Spinal traction is a non- surgical, decompression therapy that relieves pressure on the spine. In this treatment, a constant or intermittent pulling force is applied to the spine to stretch the spine. Traction stretches muscles and ligaments and improves the space between the vertebrae.
2. Neck Exercises
Different sets of exercises are a vital part of physical therapy. Active therapeutic exercise routine helps patient improve mobility and strength as well as prevent the possible future episodes of neck pain. Exercises can be divided into three broad groups – strengthening, stretching, and low-impact aerobics.
3. Patient Education

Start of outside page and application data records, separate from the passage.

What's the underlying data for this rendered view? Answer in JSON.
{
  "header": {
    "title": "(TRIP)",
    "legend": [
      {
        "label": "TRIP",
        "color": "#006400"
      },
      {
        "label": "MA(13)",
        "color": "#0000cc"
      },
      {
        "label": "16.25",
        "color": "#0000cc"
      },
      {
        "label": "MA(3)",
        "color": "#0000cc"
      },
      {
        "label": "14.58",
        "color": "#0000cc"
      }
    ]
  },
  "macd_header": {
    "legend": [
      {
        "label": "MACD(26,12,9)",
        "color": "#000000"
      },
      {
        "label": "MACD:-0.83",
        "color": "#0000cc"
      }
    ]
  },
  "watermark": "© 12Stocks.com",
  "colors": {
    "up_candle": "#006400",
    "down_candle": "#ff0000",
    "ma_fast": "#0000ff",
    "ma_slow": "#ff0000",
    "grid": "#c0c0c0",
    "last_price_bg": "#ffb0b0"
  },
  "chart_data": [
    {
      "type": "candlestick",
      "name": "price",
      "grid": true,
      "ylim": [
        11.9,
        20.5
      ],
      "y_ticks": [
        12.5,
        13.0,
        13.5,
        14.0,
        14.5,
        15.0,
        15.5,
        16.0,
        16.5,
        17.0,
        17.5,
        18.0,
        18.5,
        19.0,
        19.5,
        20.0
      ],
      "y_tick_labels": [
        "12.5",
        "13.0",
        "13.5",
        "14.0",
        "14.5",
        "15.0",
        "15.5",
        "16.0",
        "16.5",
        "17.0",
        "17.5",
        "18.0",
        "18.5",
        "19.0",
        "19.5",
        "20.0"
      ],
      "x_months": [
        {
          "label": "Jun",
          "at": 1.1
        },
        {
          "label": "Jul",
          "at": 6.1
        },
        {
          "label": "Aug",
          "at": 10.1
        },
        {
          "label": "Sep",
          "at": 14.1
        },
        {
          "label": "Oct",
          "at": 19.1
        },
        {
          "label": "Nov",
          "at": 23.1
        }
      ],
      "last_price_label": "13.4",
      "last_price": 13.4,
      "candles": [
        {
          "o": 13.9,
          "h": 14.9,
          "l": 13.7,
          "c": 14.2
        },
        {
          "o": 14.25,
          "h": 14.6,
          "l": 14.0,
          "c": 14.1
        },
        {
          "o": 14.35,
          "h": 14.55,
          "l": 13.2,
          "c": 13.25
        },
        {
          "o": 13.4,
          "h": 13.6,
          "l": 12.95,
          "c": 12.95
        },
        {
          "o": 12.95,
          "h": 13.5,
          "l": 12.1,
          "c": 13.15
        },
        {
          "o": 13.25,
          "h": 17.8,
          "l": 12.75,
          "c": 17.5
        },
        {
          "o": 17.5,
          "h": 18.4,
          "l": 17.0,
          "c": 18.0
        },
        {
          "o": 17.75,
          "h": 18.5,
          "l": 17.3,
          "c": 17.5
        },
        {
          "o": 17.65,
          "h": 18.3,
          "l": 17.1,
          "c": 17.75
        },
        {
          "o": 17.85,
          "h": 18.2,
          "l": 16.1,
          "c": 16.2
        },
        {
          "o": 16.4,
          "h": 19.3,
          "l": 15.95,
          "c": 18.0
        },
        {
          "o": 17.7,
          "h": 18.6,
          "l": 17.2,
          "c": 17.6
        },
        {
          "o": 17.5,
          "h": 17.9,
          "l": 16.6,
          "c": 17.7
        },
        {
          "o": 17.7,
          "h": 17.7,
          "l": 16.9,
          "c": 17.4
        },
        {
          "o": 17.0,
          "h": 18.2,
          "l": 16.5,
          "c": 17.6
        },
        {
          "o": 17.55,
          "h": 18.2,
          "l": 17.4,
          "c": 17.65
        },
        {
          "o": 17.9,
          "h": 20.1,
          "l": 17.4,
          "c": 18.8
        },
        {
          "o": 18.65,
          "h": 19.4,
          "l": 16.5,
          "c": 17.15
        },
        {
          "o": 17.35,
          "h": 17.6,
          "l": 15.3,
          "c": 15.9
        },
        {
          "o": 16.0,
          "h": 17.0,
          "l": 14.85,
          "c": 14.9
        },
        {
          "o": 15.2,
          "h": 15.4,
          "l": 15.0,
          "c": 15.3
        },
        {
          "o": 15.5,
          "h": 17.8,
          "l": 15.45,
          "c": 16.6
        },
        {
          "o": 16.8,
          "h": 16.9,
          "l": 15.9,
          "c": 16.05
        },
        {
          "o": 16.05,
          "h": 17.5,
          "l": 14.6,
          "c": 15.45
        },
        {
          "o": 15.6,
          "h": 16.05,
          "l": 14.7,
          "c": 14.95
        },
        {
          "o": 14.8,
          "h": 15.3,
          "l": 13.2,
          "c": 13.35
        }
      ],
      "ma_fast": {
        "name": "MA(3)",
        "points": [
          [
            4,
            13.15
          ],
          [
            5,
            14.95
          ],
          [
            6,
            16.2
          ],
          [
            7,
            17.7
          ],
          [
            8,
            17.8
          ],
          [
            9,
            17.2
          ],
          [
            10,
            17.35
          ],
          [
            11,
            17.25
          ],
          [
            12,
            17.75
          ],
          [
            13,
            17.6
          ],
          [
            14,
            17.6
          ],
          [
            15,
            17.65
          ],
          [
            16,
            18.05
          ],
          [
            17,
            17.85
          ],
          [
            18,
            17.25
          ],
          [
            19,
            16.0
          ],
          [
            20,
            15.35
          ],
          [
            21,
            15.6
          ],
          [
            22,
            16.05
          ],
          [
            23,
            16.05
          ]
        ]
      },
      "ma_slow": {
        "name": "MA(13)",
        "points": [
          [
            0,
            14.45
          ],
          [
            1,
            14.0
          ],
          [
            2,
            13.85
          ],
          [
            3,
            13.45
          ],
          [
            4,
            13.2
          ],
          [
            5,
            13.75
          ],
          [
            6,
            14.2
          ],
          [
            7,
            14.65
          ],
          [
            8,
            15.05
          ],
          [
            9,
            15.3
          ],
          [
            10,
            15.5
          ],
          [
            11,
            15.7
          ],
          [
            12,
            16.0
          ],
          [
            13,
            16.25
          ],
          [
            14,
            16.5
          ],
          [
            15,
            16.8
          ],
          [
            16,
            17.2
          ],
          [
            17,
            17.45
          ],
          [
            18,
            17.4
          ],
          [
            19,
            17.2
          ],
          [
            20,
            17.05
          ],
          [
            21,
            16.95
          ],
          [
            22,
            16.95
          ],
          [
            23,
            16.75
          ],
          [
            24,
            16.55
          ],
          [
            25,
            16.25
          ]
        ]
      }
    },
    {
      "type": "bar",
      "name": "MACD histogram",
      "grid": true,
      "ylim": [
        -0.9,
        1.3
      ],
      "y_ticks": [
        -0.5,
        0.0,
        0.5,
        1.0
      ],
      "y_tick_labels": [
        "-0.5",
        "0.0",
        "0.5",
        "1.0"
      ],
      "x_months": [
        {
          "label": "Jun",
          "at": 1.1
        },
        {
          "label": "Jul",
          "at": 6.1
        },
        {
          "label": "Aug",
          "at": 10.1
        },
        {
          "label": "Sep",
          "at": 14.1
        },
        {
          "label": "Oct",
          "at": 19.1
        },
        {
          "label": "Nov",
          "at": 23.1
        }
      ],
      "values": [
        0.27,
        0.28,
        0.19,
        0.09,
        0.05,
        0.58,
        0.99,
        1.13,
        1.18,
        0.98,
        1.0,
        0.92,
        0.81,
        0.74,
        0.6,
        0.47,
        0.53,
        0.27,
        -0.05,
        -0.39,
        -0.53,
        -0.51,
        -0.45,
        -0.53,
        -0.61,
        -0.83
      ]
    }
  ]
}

Unfortunately, very few patients with neck pain receive the right treatment. Patients’ awareness regarding neck and spine issues and pain is crucial for the prevention of this condition.
4. Manual Therapy
Manual therapy techniques comprise a continuum of skilled passive movements to complex and stiff joints at varying speeds. This therapeutic movement intends to restore optimal function, motion, and movability.
5. Spinal Manipulation
Also called spinal manipulative therapy or manual therapy, spinal manipulation combines the practices of physical therapy, massage, exercise, and moving joints. It is performed to relieve pressure on joints, improve nerve function, and reduce inflammation. Spinal manipulation is often used to treat back, neck, and shoulder pain.
6. Neck Stretches
Your physical therapist may suggest you stretching exercise to ease your neck pain. Gentle stretching exercise help alleviates the pain and improves the range of motion.
How To Get Started?
Are you suffering from neck pain? One of our physical therapists can help you with your neck pain?
Call us directly at 239-223-0484, or click here to inquire about cost and appointment availability.